Harare – The Zimbabwe National Chamber of Commerce (ZNCC) has alleged that 95 of the country’s almost 100 parastatals are not paying for their electricity, a situation which they claim has crippled operations of the Zimbabwe Electricity Supply Authority (Zesa).
Speaking at a discussion forum on the proposed increase of tariffs by Zesa in Harare on Thursday, ZNCC chief executive Chris Mugaga said power increases were not the solution to the problems bedeviling the country’s power utility, adding that Zesa should follow up on defaulting customers.
“Politicians and government are reluctant to pay. I can tell you that 95 of the 97 parastatals in the country believe that they should use electricity for free. The US1 billion owed to Zesa is mostly by parastatals, government, and local authorities.
“Government thinks that we can solve the problem by increasing tariffs, but we think the problems are a result of maladministration and corruption. Business is calling for the downsizing of the workforce,” he said.
Mugaga said government was reluctant to force powerful politicians and those politically connected to pay for their services, adding that government should also consider bringing in independent power producers.
It was difficult for business to create employment if they did not have enough electricity. If Zesa effectively collected what it was owed by consumers it would save enough to sustain itself and also develop infrastructure.
“Zesa is failing to collect their dues, but honestly if they are owed that much and we buy electricity from Eskom for 13 cents, it’s a lot of money that. If we saved that money, it could go a long way in alleviating some of our challenges. We are saying we cannot create employment without electricity.”
Mugaga said companies already had a burden of other costs and they could not even afford even a one cent increment.
“Companies are retrenching people everyday because of high costs but Zesa are paying the lowest paid worker almost US3000. They are paying workers high salaries not earned by workers in other sectors and we as business are saying they should actually reduce the tariffs instead of increasing them,” he said.
An official of the Zimbabwe Energy Regulatory (Zera), only identified as Chitoro, said they would first look at the costs of Zesa and see if it was necessary for them to hike the tariffs.
“Before we approve the hike, we ask them to tell us all of their costs, from water, labour, administration, and any other costs. We also take into consideration the view gathered during the consultation meetings held with consumers,” he said.

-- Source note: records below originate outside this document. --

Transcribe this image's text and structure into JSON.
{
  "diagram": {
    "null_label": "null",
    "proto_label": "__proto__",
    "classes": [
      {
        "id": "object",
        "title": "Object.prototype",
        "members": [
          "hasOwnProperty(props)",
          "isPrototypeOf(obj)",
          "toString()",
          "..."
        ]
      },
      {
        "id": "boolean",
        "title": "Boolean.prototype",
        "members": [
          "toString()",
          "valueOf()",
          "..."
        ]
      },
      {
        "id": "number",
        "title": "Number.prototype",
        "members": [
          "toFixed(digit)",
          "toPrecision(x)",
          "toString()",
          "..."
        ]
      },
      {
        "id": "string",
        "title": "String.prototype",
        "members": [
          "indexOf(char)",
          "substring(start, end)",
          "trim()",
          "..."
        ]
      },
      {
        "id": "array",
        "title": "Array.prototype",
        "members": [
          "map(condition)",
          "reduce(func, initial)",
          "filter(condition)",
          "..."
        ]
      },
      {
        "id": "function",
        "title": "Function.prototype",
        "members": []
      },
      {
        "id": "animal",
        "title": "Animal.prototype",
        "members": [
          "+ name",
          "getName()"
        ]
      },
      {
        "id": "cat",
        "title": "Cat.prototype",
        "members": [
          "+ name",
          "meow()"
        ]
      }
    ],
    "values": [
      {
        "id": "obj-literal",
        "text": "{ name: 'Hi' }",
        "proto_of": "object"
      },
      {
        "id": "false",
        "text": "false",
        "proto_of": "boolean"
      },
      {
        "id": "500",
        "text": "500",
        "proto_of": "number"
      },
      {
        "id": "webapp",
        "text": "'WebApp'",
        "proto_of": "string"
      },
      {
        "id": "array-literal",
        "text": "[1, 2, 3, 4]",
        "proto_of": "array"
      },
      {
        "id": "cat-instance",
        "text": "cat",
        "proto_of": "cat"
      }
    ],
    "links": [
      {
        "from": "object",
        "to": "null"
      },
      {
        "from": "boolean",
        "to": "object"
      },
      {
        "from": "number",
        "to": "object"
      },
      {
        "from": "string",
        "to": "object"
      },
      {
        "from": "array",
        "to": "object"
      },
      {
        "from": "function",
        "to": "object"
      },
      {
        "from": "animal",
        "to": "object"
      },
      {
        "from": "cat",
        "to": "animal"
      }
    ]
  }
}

He dispelled suspicions that the contributions made during the consultation meetings were not considered as they were only a formality.